■ Exercise aim
Without the pictures, return each record as it appears.

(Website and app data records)
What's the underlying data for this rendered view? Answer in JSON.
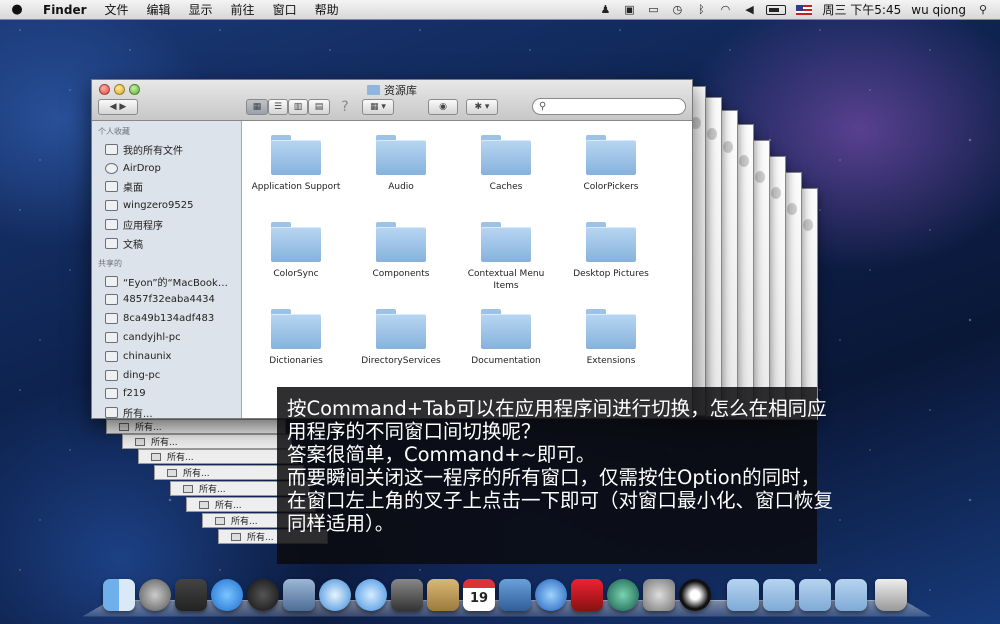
{
  "menubar": {
    "apple": "",
    "app": "Finder",
    "items": [
      "文件",
      "编辑",
      "显示",
      "前往",
      "窗口",
      "帮助"
    ],
    "clock": "周三 下午5:45",
    "user": "wu qiong"
  },
  "finder": {
    "title": "资源库",
    "search_placeholder": "",
    "sidebar": {
      "favorites_header": "个人收藏",
      "favorites": [
        "我的所有文件",
        "AirDrop",
        "桌面",
        "wingzero9525",
        "应用程序",
        "文稿"
      ],
      "shared_header": "共享的",
      "shared": [
        "“Eyon”的“MacBook…",
        "4857f32eaba4434",
        "8ca49b134adf483",
        "candyjhl-pc",
        "chinaunix",
        "ding-pc",
        "f219",
        "所有..."
      ]
    },
    "folders": [
      {
        "label": "Application Support"
      },
      {
        "label": "Audio"
      },
      {
        "label": "Caches"
      },
      {
        "label": "ColorPickers"
      },
      {
        "label": "ColorSync"
      },
      {
        "label": "Components"
      },
      {
        "label": "Contextual Menu Items"
      },
      {
        "label": "Desktop Pictures"
      },
      {
        "label": "Dictionaries"
      },
      {
        "label": "DirectoryServices"
      },
      {
        "label": "Documentation"
      },
      {
        "label": "Extensions"
      }
    ]
  },
  "stack_labels": [
    "所有...",
    "所有...",
    "所有...",
    "所有...",
    "所有...",
    "所有...",
    "所有...",
    "所有..."
  ],
  "caption": {
    "lines": [
      "按Command+Tab可以在应用程序间进行切换，怎么在相同应",
      "用程序的不同窗口间切换呢？",
      "答案很简单，Command+~即可。",
      "而要瞬间关闭这一程序的所有窗口，仅需按住Option的同时，",
      "在窗口左上角的叉子上点击一下即可（对窗口最小化、窗口恢复",
      "同样适用）。"
    ]
  },
  "calendar_day": "19",
  "dock_icons": [
    "finder-icon",
    "launchpad-icon",
    "mission-control-icon",
    "app-store-icon",
    "dashboard-icon",
    "preview-icon",
    "safari-icon",
    "messages-icon",
    "facetime-icon",
    "address-book-icon",
    "calendar-icon",
    "iphoto-icon",
    "itunes-icon",
    "photo-booth-icon",
    "time-machine-icon",
    "system-preferences-icon",
    "qq-icon",
    "applications-stack-icon",
    "documents-stack-icon",
    "downloads-stack-icon",
    "folder-stack-icon",
    "trash-icon"
  ],
  "colors": {
    "dock_shelf": "#c8d0dc",
    "folder": "#9cc2e6",
    "caption_bg": "#0a0a0e"
  }
}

■ Output for this task
What's the underlying data for this rendered view? Answer in JSON.
{
  "menubar": {
    "apple": "",
    "app": "Finder",
    "items": [
      "文件",
      "编辑",
      "显示",
      "前往",
      "窗口",
      "帮助"
    ],
    "clock": "周三 下午5:45",
    "user": "wu qiong"
  },
  "finder": {
    "title": "资源库",
    "search_placeholder": "",
    "sidebar": {
      "favorites_header": "个人收藏",
      "favorites": [
        "我的所有文件",
        "AirDrop",
        "桌面",
        "wingzero9525",
        "应用程序",
        "文稿"
      ],
      "shared_header": "共享的",
      "shared": [
        "“Eyon”的“MacBook…",
        "4857f32eaba4434",
        "8ca49b134adf483",
        "candyjhl-pc",
        "chinaunix",
        "ding-pc",
        "f219",
        "所有..."
      ]
    },
    "folders": [
      {
        "label": "Application Support"
      },
      {
        "label": "Audio"
      },
      {
        "label": "Caches"
      },
      {
        "label": "ColorPickers"
      },
      {
        "label": "ColorSync"
      },
      {
        "label": "Components"
      },
      {
        "label": "Contextual Menu Items"
      },
      {
        "label": "Desktop Pictures"
      },
      {
        "label": "Dictionaries"
      },
      {
        "label": "DirectoryServices"
      },
      {
        "label": "Documentation"
      },
      {
        "label": "Extensions"
      }
    ]
  },
  "stack_labels": [
    "所有...",
    "所有...",
    "所有...",
    "所有...",
    "所有...",
    "所有...",
    "所有...",
    "所有..."
  ],
  "caption": {
    "lines": [
      "按Command+Tab可以在应用程序间进行切换，怎么在相同应",
      "用程序的不同窗口间切换呢？",
      "答案很简单，Command+~即可。",
      "而要瞬间关闭这一程序的所有窗口，仅需按住Option的同时，",
      "在窗口左上角的叉子上点击一下即可（对窗口最小化、窗口恢复",
      "同样适用）。"
    ]
  },
  "calendar_day": "19",
  "dock_icons": [
    "finder-icon",
    "launchpad-icon",
    "mission-control-icon",
    "app-store-icon",
    "dashboard-icon",
    "preview-icon",
    "safari-icon",
    "messages-icon",
    "facetime-icon",
    "address-book-icon",
    "calendar-icon",
    "iphoto-icon",
    "itunes-icon",
    "photo-booth-icon",
    "time-machine-icon",
    "system-preferences-icon",
    "qq-icon",
    "applications-stack-icon",
    "documents-stack-icon",
    "downloads-stack-icon",
    "folder-stack-icon",
    "trash-icon"
  ],
  "colors": {
    "dock_shelf": "#c8d0dc",
    "folder": "#9cc2e6",
    "caption_bg": "#0a0a0e"
  }
}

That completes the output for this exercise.